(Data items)
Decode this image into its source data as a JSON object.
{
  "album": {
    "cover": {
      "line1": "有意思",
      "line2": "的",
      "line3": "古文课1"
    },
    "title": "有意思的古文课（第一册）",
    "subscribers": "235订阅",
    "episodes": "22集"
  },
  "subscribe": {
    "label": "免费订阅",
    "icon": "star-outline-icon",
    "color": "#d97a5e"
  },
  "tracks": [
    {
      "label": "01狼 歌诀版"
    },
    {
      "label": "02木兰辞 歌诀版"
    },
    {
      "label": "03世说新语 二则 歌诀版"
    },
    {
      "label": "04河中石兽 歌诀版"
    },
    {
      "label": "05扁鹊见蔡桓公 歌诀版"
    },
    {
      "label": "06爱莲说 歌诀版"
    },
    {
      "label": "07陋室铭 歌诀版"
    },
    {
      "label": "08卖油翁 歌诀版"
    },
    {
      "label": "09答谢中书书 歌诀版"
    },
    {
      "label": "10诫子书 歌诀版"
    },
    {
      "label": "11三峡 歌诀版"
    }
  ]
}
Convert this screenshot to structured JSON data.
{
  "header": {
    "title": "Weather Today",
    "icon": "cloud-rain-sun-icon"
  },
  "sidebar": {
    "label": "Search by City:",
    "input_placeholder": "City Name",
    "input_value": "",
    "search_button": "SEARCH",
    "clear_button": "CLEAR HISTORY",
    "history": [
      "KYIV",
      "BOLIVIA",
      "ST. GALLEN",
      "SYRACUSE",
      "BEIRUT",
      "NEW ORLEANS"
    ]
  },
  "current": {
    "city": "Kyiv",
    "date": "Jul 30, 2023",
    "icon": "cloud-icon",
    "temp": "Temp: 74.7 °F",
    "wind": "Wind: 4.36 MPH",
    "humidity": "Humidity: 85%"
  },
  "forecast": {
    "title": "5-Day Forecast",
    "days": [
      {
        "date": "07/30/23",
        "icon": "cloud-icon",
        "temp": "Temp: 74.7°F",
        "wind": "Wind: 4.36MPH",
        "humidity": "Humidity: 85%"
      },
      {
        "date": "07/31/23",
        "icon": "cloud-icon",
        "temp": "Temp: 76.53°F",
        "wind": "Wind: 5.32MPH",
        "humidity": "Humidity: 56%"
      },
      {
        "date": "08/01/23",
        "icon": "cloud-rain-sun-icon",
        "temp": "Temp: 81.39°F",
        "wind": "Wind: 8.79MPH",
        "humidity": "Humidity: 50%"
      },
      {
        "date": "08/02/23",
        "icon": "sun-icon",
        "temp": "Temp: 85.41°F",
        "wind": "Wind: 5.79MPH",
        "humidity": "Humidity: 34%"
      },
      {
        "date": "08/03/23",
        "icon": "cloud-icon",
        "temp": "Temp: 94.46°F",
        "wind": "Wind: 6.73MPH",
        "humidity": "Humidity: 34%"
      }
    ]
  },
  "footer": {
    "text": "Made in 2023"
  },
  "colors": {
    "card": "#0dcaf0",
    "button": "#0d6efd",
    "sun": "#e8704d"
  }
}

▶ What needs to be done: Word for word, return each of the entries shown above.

▶ Your solution:
Decode this image into its source data as a JSON object.
{
  "album": {
    "cover": {
      "line1": "有意思",
      "line2": "的",
      "line3": "古文课1"
    },
    "title": "有意思的古文课（第一册）",
    "subscribers": "235订阅",
    "episodes": "22集"
  },
  "subscribe": {
    "label": "免费订阅",
    "icon": "star-outline-icon",
    "color": "#d97a5e"
  },
  "tracks": [
    {
      "label": "01狼 歌诀版"
    },
    {
      "label": "02木兰辞 歌诀版"
    },
    {
      "label": "03世说新语 二则 歌诀版"
    },
    {
      "label": "04河中石兽 歌诀版"
    },
    {
      "label": "05扁鹊见蔡桓公 歌诀版"
    },
    {
      "label": "06爱莲说 歌诀版"
    },
    {
      "label": "07陋室铭 歌诀版"
    },
    {
      "label": "08卖油翁 歌诀版"
    },
    {
      "label": "09答谢中书书 歌诀版"
    },
    {
      "label": "10诫子书 歌诀版"
    },
    {
      "label": "11三峡 歌诀版"
    }
  ]
}
Convert this screenshot to structured JSON data.
{
  "header": {
    "title": "Weather Today",
    "icon": "cloud-rain-sun-icon"
  },
  "sidebar": {
    "label": "Search by City:",
    "input_placeholder": "City Name",
    "input_value": "",
    "search_button": "SEARCH",
    "clear_button": "CLEAR HISTORY",
    "history": [
      "KYIV",
      "BOLIVIA",
      "ST. GALLEN",
      "SYRACUSE",
      "BEIRUT",
      "NEW ORLEANS"
    ]
  },
  "current": {
    "city": "Kyiv",
    "date": "Jul 30, 2023",
    "icon": "cloud-icon",
    "temp": "Temp: 74.7 °F",
    "wind": "Wind: 4.36 MPH",
    "humidity": "Humidity: 85%"
  },
  "forecast": {
    "title": "5-Day Forecast",
    "days": [
      {
        "date": "07/30/23",
        "icon": "cloud-icon",
        "temp": "Temp: 74.7°F",
        "wind": "Wind: 4.36MPH",
        "humidity": "Humidity: 85%"
      },
      {
        "date": "07/31/23",
        "icon": "cloud-icon",
        "temp": "Temp: 76.53°F",
        "wind": "Wind: 5.32MPH",
        "humidity": "Humidity: 56%"
      },
      {
        "date": "08/01/23",
        "icon": "cloud-rain-sun-icon",
        "temp": "Temp: 81.39°F",
        "wind": "Wind: 8.79MPH",
        "humidity": "Humidity: 50%"
      },
      {
        "date": "08/02/23",
        "icon": "sun-icon",
        "temp": "Temp: 85.41°F",
        "wind": "Wind: 5.79MPH",
        "humidity": "Humidity: 34%"
      },
      {
        "date": "08/03/23",
        "icon": "cloud-icon",
        "temp": "Temp: 94.46°F",
        "wind": "Wind: 6.73MPH",
        "humidity": "Humidity: 34%"
      }
    ]
  },
  "footer": {
    "text": "Made in 2023"
  },
  "colors": {
    "card": "#0dcaf0",
    "button": "#0d6efd",
    "sun": "#e8704d"
  }
}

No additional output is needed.